[TASK REQUIREMENTS] Using "pack" as the search string, find the matching lines below and copy them.

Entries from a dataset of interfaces
##########

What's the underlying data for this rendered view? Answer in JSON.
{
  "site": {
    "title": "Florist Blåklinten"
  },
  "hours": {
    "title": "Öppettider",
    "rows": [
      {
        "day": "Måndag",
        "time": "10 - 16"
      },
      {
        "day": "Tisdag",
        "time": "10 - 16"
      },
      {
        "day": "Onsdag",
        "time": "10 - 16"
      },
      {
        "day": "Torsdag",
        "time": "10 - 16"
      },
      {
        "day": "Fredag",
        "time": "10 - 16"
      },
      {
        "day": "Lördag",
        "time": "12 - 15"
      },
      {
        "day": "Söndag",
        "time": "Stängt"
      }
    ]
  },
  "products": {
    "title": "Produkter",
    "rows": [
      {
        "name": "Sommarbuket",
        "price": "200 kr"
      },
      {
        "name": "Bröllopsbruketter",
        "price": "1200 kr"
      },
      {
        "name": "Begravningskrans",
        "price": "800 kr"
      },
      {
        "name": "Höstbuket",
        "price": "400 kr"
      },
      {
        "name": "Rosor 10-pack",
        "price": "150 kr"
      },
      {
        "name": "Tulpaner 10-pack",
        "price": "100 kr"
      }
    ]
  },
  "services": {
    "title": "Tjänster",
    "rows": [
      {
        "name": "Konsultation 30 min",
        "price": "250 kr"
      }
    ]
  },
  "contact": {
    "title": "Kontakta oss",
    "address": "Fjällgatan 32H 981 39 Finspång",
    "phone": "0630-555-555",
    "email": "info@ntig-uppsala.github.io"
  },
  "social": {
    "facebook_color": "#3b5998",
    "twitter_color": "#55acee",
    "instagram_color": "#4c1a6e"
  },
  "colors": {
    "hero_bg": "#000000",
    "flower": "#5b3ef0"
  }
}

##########

[ANSWER TO THE EXERCISE]
        "name": "Rosor 10-pack",
        "name": "Tulpaner 10-pack",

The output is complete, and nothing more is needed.